Leadership crises however, do not start in the wider public psyche – they start in the ranks of a leaders own discordant flock and it is here the NHS Bill is causing a mischief quite of its own; syphilis (and even the Liberal Democrats) are currently polling with much higher approval ratings than Andrew Lansley’s Bill. It is particularly unpopular with Conservative voters which in unsurprising as the core demographic of the blue vote is likely to be hardest hit and feel the most insecure about the changes. Given that Cameron has given the changes his full endorsement, he, not Andrew Lansley may well be made to carry the can when they blow-up and the recriminations begin. Meanwhile, other issues, like House of Lords reform and the tax cuts that wont happen, are brewing on the edges of the government’s policy pot into a noxious brew that could terminally poison Cameron’s leadership.

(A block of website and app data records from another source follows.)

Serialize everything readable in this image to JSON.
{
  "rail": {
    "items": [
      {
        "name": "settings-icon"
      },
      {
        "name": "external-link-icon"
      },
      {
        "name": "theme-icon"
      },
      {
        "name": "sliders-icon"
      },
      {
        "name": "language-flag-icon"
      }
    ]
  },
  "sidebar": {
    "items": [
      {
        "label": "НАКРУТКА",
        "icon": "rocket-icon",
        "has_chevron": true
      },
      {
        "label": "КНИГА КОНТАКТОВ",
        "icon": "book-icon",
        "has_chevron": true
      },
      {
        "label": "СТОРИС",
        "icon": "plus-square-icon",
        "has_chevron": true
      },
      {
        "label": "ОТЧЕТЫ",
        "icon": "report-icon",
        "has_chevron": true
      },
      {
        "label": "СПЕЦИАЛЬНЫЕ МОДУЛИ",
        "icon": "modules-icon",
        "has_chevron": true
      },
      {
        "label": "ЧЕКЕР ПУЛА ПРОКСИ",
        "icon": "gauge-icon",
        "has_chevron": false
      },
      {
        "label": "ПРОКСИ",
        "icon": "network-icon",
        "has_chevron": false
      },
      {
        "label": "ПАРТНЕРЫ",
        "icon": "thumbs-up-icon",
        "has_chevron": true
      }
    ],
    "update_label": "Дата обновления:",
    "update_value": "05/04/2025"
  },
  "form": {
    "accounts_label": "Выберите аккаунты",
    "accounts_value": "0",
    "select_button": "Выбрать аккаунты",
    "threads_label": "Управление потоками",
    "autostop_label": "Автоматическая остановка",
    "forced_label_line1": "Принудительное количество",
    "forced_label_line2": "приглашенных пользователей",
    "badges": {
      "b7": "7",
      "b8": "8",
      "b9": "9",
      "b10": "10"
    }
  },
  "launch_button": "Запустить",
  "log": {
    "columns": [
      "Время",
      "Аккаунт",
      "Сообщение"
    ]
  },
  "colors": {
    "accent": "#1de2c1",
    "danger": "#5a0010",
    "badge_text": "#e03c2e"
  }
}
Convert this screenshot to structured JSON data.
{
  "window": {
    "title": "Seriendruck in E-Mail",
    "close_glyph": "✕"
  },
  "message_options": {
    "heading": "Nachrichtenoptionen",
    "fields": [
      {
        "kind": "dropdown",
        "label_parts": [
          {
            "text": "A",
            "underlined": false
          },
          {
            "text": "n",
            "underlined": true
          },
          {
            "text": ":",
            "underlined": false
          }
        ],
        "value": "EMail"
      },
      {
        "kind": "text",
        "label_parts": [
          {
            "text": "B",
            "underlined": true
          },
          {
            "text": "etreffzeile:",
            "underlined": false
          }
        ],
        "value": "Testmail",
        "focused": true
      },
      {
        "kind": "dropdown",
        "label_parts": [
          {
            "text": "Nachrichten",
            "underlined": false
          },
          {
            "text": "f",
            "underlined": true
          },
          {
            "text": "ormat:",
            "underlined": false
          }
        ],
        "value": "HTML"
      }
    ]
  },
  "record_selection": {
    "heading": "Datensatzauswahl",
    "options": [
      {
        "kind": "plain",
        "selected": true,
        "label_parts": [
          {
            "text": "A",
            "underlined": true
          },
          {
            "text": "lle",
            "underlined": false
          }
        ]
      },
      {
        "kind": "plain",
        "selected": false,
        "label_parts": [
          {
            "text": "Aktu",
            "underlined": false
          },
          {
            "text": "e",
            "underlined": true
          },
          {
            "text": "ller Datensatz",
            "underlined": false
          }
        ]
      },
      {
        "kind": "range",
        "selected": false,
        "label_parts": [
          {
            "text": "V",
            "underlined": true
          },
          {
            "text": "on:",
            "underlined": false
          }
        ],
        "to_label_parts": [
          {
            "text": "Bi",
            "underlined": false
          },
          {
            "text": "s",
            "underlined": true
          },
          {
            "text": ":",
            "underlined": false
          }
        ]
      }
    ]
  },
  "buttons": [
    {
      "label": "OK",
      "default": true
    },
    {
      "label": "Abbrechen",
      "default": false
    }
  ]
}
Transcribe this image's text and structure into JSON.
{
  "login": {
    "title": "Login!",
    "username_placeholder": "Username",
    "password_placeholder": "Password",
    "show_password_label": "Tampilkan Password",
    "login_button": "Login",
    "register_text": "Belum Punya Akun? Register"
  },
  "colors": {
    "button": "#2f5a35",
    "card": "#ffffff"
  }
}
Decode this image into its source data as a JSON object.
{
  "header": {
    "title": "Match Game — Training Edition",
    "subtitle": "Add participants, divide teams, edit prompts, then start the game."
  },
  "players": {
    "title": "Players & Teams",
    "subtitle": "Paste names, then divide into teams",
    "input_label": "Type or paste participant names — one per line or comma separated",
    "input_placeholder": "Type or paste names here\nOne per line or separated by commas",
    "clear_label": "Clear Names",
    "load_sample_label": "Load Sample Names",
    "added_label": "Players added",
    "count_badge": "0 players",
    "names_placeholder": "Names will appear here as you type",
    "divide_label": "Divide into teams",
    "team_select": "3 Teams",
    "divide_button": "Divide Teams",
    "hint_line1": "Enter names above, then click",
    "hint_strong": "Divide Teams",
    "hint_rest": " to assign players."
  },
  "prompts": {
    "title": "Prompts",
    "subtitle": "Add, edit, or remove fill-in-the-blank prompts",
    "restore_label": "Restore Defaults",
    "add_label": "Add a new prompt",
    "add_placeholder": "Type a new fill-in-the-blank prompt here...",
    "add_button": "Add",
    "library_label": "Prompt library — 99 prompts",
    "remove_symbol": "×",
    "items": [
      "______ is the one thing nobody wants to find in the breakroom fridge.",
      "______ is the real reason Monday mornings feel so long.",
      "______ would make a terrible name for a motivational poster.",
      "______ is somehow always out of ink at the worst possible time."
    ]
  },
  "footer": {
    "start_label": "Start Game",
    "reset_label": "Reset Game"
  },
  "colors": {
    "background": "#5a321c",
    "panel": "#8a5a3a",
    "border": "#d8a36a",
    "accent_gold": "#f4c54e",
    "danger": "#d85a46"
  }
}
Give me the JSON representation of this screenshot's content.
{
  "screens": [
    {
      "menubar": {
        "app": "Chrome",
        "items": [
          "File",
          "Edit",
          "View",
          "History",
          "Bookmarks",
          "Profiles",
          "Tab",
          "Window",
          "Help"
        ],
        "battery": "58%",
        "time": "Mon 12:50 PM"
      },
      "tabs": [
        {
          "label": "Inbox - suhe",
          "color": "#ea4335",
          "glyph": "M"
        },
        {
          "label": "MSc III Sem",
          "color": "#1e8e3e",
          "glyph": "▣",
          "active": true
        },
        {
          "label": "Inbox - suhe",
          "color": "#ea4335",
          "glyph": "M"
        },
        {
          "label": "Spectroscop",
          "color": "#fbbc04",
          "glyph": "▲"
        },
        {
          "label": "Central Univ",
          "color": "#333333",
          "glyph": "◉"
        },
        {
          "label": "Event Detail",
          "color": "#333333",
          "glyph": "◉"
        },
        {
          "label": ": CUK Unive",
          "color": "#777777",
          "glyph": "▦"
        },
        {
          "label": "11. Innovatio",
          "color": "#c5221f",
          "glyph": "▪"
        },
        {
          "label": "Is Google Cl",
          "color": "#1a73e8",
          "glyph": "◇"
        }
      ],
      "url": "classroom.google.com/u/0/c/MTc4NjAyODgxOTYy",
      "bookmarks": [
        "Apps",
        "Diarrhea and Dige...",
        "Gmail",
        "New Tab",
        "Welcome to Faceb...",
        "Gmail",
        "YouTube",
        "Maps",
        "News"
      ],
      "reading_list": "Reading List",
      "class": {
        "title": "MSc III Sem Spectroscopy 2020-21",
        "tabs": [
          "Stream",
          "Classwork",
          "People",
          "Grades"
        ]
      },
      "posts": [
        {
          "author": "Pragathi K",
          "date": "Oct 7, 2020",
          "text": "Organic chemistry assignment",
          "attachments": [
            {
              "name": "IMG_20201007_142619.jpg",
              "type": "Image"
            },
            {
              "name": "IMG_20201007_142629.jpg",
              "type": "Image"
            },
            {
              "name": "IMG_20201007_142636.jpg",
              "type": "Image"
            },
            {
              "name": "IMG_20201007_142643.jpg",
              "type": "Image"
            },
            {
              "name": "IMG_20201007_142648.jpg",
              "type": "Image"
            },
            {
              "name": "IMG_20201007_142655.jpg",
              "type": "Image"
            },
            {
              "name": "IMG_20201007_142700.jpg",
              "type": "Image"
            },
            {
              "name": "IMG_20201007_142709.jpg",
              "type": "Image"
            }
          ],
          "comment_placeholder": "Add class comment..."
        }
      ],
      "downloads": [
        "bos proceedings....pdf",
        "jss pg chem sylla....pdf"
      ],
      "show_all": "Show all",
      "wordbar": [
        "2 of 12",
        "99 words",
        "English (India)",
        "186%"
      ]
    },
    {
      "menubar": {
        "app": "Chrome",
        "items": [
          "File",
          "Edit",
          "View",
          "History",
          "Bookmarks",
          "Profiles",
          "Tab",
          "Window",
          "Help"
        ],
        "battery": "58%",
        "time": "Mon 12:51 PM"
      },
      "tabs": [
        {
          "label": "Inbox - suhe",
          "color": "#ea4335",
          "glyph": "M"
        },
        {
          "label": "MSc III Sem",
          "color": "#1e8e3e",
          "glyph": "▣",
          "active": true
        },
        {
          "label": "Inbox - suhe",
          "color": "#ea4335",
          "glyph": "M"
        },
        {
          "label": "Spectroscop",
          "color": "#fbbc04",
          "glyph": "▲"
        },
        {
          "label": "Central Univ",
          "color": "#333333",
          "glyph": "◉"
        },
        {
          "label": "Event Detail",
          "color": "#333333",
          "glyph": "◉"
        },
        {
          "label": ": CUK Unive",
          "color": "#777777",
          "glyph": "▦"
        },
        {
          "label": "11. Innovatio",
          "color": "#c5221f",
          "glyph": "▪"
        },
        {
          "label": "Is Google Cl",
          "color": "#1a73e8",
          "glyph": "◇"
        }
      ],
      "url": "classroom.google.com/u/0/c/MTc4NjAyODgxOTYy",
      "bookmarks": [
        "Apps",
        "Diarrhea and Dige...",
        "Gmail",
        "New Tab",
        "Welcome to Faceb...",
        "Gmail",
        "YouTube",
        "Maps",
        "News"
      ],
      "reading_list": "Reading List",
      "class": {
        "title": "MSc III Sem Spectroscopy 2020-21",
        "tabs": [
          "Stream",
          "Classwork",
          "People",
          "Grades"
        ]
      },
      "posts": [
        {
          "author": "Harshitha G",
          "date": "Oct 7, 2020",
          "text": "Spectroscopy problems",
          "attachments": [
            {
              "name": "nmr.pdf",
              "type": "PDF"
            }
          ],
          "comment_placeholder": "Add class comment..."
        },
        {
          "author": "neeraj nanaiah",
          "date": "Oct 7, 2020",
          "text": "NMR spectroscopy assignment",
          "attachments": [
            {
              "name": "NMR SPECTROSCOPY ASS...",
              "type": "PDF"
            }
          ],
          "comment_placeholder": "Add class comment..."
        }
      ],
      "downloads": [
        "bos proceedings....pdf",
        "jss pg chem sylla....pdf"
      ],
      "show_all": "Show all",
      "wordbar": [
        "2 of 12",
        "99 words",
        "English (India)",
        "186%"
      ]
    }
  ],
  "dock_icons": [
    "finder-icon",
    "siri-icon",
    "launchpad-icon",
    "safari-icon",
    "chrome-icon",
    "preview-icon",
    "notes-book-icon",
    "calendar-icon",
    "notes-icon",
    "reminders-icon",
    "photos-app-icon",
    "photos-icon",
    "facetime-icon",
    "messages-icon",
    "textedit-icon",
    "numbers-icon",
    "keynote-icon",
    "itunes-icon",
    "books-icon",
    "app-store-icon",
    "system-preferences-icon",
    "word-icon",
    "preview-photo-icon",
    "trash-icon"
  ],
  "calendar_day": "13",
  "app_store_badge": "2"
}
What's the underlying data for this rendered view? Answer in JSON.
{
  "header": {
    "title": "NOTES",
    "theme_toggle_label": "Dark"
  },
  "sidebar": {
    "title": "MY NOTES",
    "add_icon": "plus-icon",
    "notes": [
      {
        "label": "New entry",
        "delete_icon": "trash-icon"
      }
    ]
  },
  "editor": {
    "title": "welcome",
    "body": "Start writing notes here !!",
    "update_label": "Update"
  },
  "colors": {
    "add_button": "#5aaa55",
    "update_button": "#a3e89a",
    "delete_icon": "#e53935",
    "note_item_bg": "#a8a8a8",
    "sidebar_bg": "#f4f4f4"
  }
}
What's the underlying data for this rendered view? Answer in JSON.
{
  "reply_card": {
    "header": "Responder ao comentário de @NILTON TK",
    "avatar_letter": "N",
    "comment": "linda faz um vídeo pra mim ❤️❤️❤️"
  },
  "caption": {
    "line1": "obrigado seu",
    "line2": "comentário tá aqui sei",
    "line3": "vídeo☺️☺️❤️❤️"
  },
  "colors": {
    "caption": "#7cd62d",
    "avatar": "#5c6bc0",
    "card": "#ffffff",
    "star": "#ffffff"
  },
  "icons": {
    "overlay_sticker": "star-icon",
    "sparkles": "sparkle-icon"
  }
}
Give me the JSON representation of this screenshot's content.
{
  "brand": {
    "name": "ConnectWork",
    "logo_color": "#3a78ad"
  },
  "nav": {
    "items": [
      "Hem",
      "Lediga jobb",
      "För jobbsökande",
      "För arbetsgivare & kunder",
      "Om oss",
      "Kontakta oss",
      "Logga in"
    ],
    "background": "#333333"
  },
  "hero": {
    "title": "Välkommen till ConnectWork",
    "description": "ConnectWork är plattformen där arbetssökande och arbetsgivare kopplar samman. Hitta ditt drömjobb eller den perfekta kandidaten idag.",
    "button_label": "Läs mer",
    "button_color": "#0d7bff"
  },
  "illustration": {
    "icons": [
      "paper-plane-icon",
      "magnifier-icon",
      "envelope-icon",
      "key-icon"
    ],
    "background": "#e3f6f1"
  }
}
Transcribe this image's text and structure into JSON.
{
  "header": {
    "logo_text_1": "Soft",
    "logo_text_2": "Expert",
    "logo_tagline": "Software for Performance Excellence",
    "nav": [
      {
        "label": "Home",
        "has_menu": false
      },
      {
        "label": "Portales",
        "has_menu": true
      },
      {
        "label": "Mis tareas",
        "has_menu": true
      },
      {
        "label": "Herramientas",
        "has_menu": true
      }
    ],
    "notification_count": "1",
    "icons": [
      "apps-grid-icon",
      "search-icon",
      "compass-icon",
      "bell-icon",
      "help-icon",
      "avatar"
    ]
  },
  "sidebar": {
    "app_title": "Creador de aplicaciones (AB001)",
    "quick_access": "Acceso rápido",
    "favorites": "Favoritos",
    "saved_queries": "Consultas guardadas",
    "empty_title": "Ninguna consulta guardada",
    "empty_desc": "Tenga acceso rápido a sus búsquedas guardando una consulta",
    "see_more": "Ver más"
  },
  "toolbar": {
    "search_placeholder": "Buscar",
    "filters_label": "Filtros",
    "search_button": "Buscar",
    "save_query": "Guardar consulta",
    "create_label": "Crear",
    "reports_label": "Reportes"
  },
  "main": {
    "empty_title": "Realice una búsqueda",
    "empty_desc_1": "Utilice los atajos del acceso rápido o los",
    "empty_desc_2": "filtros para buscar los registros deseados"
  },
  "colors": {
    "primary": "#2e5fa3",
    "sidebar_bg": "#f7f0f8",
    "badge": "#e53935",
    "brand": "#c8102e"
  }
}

If only I could veto a European Union treaty today is a thought Cameron must be close to thinking every morning. If the Conservatives start to suffer a poll dip he will be made the scapegoat and I have no doubt that David Davis will start to gather support against a leadership that lacks real social roots in the Conservative Party in any case. For so long Cameron looked invincible, untouchable even, but now he looks distinctly mortal. Ed Miliband now has a fantastic opportunity to move the media narrative onto Cameron’s crisis of leadership; whether he takes that or not is up to him.